To specify the absorbed energy in body tissues, which arises from the emitted electromagnetic fields of mobile phones and smartphones, the specific absorption rate (SAR) is used. In the tissue the energy is mainly converted into heat. Therefore, the SAR is expressed in watts per kilogram of tissue (W/kg) and is averaged over a six-minute exposure interval in corresponding measurements or simulations. During this time, an equilibration between the energy input and the heat dissipation in the tissue has been reached. By averaging over different body masses with standardized SAR calculation methods, whole body exposure or partial body exposure (e.g. eye-only exposure in the case of the 10-gram SAR) are distinguished. Because mobile phones or smartphones are normally used close to the body, a distinction is usually made between the scenarios “head” and “body worn” in the corresponding technical device information.

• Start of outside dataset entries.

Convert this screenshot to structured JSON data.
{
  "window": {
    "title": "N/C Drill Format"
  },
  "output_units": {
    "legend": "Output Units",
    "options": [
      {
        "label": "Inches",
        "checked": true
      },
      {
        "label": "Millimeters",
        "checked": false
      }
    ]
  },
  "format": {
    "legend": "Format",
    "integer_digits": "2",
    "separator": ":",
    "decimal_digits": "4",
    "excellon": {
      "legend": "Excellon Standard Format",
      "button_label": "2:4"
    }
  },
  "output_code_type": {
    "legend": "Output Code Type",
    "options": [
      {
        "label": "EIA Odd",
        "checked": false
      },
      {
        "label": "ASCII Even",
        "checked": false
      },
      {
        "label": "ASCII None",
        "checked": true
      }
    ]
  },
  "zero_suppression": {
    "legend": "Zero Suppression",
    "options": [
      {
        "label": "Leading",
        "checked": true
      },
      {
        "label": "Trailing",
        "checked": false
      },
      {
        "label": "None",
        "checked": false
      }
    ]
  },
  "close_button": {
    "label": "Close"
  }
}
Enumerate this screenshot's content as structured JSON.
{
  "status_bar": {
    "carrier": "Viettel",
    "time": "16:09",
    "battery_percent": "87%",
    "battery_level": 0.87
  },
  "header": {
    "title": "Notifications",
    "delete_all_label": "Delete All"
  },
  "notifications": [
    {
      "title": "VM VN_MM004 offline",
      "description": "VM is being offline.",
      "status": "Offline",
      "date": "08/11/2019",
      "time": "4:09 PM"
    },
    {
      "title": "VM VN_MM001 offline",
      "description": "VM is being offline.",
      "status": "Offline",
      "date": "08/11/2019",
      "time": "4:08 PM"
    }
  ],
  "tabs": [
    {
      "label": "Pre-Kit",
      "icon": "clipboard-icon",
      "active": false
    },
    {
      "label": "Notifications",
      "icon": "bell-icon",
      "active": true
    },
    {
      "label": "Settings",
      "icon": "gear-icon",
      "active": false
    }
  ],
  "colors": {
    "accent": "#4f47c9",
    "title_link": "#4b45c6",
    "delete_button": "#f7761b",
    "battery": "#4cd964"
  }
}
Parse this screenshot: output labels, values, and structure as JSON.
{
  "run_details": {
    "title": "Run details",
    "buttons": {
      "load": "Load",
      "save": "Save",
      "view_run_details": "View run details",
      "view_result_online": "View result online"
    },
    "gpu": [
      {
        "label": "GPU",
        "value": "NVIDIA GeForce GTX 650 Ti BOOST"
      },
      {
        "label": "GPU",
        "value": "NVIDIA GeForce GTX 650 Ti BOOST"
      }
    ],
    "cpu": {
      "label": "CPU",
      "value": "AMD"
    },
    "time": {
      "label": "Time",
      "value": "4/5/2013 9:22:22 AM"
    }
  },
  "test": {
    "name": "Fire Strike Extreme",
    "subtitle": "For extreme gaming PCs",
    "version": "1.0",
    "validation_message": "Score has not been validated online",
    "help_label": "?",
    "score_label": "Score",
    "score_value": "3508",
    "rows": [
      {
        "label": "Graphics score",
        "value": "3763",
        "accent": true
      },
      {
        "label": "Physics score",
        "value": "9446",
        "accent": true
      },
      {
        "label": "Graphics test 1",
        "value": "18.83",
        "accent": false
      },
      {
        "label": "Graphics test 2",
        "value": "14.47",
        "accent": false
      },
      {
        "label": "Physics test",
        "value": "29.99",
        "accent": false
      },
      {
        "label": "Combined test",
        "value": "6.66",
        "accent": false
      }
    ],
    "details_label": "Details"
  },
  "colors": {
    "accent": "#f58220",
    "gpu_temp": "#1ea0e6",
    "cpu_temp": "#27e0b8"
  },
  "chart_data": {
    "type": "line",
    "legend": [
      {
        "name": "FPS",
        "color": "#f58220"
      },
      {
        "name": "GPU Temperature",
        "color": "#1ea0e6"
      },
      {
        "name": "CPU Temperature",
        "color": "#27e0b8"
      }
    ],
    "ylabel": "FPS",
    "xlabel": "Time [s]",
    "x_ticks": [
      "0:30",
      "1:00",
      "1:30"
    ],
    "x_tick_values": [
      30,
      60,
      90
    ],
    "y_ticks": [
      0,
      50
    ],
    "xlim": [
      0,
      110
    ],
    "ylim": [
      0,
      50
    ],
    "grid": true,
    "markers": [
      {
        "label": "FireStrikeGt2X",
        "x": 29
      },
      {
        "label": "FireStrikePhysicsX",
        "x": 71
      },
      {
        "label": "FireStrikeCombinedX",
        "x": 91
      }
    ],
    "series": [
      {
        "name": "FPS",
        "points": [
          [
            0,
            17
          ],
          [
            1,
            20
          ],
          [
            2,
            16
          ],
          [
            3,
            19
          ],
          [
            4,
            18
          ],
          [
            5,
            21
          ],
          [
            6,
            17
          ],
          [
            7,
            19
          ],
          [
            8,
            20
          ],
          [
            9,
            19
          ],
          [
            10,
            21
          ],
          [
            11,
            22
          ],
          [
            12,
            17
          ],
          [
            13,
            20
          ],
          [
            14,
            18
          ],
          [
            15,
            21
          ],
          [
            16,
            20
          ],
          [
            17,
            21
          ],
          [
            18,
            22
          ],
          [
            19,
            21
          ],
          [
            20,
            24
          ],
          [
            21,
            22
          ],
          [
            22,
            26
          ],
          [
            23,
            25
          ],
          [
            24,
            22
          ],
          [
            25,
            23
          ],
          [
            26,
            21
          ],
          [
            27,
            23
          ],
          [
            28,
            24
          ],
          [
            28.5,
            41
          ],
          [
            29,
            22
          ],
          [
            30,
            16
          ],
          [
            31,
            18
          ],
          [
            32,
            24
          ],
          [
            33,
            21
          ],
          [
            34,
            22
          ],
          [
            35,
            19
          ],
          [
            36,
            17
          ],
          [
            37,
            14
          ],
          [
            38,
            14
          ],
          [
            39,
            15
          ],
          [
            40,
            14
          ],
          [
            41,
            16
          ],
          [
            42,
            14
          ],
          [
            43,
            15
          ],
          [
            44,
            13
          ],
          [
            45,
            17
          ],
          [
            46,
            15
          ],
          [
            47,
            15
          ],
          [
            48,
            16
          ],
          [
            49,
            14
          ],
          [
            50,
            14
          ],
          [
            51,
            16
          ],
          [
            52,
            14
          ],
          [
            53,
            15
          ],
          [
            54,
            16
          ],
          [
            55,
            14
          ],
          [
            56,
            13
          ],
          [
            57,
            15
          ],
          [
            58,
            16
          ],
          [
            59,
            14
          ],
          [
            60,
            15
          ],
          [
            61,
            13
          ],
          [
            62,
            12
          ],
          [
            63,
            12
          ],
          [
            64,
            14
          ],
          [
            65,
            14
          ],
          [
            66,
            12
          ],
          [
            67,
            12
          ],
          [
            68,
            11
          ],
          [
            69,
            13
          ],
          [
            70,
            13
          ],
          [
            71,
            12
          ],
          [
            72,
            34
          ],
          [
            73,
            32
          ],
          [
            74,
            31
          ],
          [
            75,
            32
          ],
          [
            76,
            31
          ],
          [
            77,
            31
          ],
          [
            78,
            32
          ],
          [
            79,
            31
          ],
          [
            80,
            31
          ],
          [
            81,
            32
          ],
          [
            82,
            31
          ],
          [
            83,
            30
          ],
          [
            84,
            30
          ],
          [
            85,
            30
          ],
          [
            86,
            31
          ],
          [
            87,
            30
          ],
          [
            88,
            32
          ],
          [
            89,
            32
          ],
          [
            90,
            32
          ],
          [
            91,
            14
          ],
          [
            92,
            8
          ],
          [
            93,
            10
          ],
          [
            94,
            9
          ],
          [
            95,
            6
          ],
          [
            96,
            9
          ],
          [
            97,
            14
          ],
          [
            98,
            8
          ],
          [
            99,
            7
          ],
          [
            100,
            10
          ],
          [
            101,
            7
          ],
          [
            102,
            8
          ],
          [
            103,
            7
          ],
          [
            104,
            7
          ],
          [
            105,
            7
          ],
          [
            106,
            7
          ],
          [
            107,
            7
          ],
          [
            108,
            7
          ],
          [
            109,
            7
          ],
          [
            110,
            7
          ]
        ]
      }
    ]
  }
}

Information about the emitted field strengths of mobile phone base stations, mobile phones, and smartphones are provided in the “Exposure sources” database of the EMF-Portal mobile communication. For more information about the SAR of mobile phones and a current table with SAR values of many commercially available mobile phones, please refer to the German Federal Office for Radiation Protection.

Head exposure when making a mobile phone call. Highest values occur in the outer layers of the head in the light area around the ear. The intensity decreases strongly towards the interior. In the black areas, it is 100,000 times lower than in the outer layers
image by courtesy of the IT'IS Foundation, ETH Zürich